Clause 1 makes provision with retrospective effect to make the majority of decisions taken by Commission staff lawful and provide fresh appeal rights for those decisions in accordance with Schedule 3 to the Act. Such appeals must be brought within 91 days of the end of the day on which this Act receives Royal Assent.

Importantly, decisions or other things done, which are the subject of ongoing litigation or were taken under sections 22(3), 22(4), 22(6), 23(1), 24(1) and decisions to make an order under sections 33-36 will not be subject to the clause in order that individuals’ rights under Article 6 or 8 of, or Article 1 of Protocol 1 to the European Convention on Human Rights (ECHR) are protected.
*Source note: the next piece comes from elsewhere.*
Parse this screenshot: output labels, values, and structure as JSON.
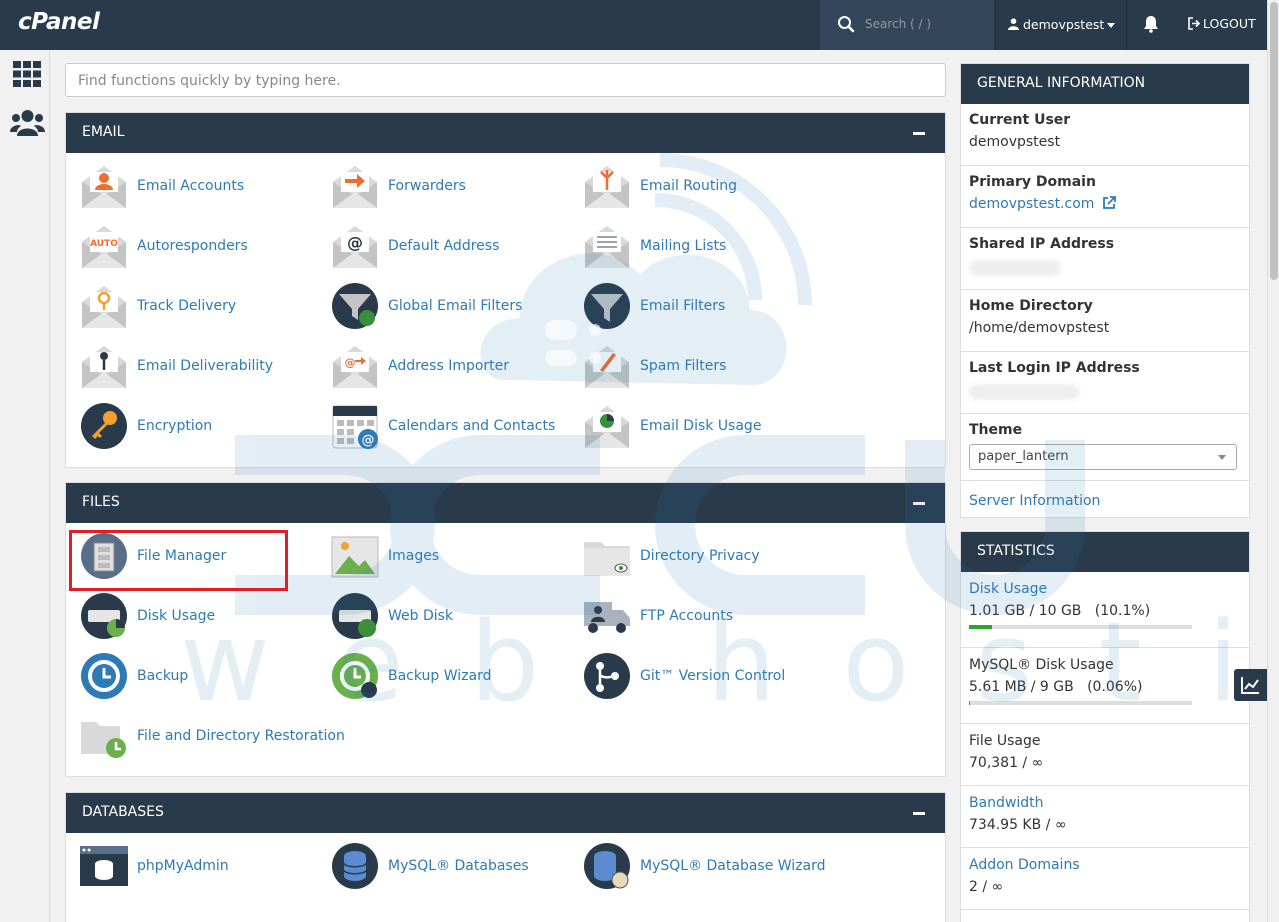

Such decisions will therefore remain unlawful, as will decisions which were additionally unlawful on grounds other than the unlawful-delegation ground. Where an unlawful decision has been replaced by a fresh lawful decision before the Bill becomes law, the Bill does not alter the operation of that replacement decision.

Clause 2: Power of Commission to delegate to staff

Clause 2 inserts paragraph 9A into Schedule 1 to the Act allowing for certain functions to be delegated to staff provided they are set out in a Scheme of Delegation approved by the Department and provides that the first such scheme must be the subject of a public consultation.

It also stipulates that the following can never be delegated: power under section 22(1) to institute an inquiry; decisions under section 22(6) that a report or statement be published; power to make an order under sections 33 to 37; and any statutory power of the Commission to make regulations.

Clause 3: Power to introduce a registration threshold via regulations

Clause 3 inserts new sections 16A to 16C which provide a power to introduce a registration threshold through regulations at some future point, subject to the draft affirmative procedure (except in the case of varying the amount of an existing threshold)”. The power will allow for the regulations to:

  • exempt charities falling below the threshold from the requirement to register;
  • determine the nature of the threshold;
  • determine any evidence to be provided to the Commission and allow for that evidence to be used in pursuance of the Commission’s functions;
  • apply or dis-apply any provision of the Act to any charity exempted from registration by the threshold; and
  • amend any offences or introduce similar or corresponding ones as a consequence of the threshold.

The clause itself will permit charities falling below the threshold to register voluntarily or be removed from the register if they so wish.

FINANCIAL EFFECTS OF THE BILL

12. It is not anticipated that the Bill will give rise to any additional expenditure.

HUMAN RIGHTS ISSUES

13. The provisions of the Bill are compatible with the European Convention on Human Rights.

EQUALITY IMPACT ASSESSMENT

14. A screening exercise was undertaken on the proposals in accordance with Section 75 of the Northern Ireland Act 1998 and did not identify any issues adversely affecting any Section 75 groups.

SUMMARY OF THE REGULATORY IMPACT ASSESSMENT

15. A Regulatory Impact Assessment has been completed. No negative impacts were identified.

DATA PROTECTION IMPACT ASSESSMENT/DATA PROTECTION BY DESIGN

16. A Data Protection Impact Assessment has been completed. No negative impacts were identified.

RURAL NEEDS IMPACT ASSESSMENT

17. A Rural Needs Impact Assessment has been completed. No negative impacts were identified.

LEGISLATIVE COMPETENCE

18. At introduction, the Minister for Communities, Ms Deirdre Hargey had made the following statement under section 9 of the Northern Ireland Act 1998:

“In my view the Charities Bill would be within the legislative competence of the Northern Ireland Assembly.”